We also need to recognize the work of Satan who tries to keep us trapped in our shame. He has good reason for doing this. If we are walking around with our heads down in shame, believing God can never transform or heal us, then we will never reach the fullness of who we are created to be. Satan knows this and he fears who we can be when we receive the mercy of God. Mercy always heals and transforms. And healed, transformed Christians are powerful because we reveal the glory of God. When we feel attacked spiritually and Satan tries to keep us in a state of despair, we need to take authority and renounce these lies. On the days when I used to feel so tormented by my shame, I would literally speak out loud and say, “I am done believing this about myself. I am tired of walking in this shame. Jesus, I claim my identity in you. I choose in this moment to believe that you love me and you have forgiven me and I send Satan to the foot of your cross.”

We are His. That is the summation of our identity and value.

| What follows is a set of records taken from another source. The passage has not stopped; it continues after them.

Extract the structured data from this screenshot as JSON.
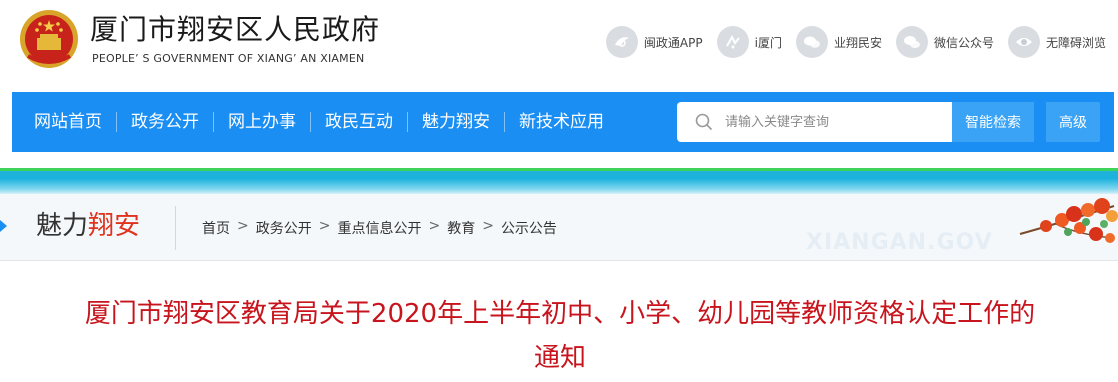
{
  "header": {
    "title_cn": "厦门市翔安区人民政府",
    "title_en": "PEOPLE’ S GOVERNMENT OF XIANG’ AN XIAMEN",
    "quick_links": [
      {
        "label": "闽政通APP",
        "icon": "mzt-app-icon"
      },
      {
        "label": "i厦门",
        "icon": "ixiamen-icon"
      },
      {
        "label": "业翔民安",
        "icon": "chat-icon"
      },
      {
        "label": "微信公众号",
        "icon": "wechat-icon"
      },
      {
        "label": "无障碍浏览",
        "icon": "eye-icon"
      }
    ]
  },
  "nav": {
    "items": [
      "网站首页",
      "政务公开",
      "网上办事",
      "政民互动",
      "魅力翔安",
      "新技术应用"
    ],
    "search_placeholder": "请输入关键字查询",
    "smart_search_label": "智能检索",
    "advanced_label": "高级"
  },
  "section": {
    "title_part1": "魅力",
    "title_part2": "翔安",
    "watermark": "XIANGAN.GOV",
    "breadcrumb": [
      "首页",
      "政务公开",
      "重点信息公开",
      "教育",
      "公示公告"
    ],
    "separator": ">"
  },
  "article": {
    "title_line1": "厦门市翔安区教育局关于2020年上半年初中、小学、幼儿园等教师资格认定工作的",
    "title_line2": "通知"
  },
  "colors": {
    "nav_blue": "#1a8ef3",
    "button_blue": "#3aa3f5",
    "title_red": "#c8151d",
    "accent_red": "#e0321c"
  }
}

As St. Pope John Paul II reminds us, “We are not the sum of our weaknesses and failures, we are the sum of the Father’s love for us and our real capacity to become the image of His Son Jesus.” Let us find refuge in this truth.

 

 

2020 Drewe DeJesus

Photo by Daniel Leeves from Freely Photos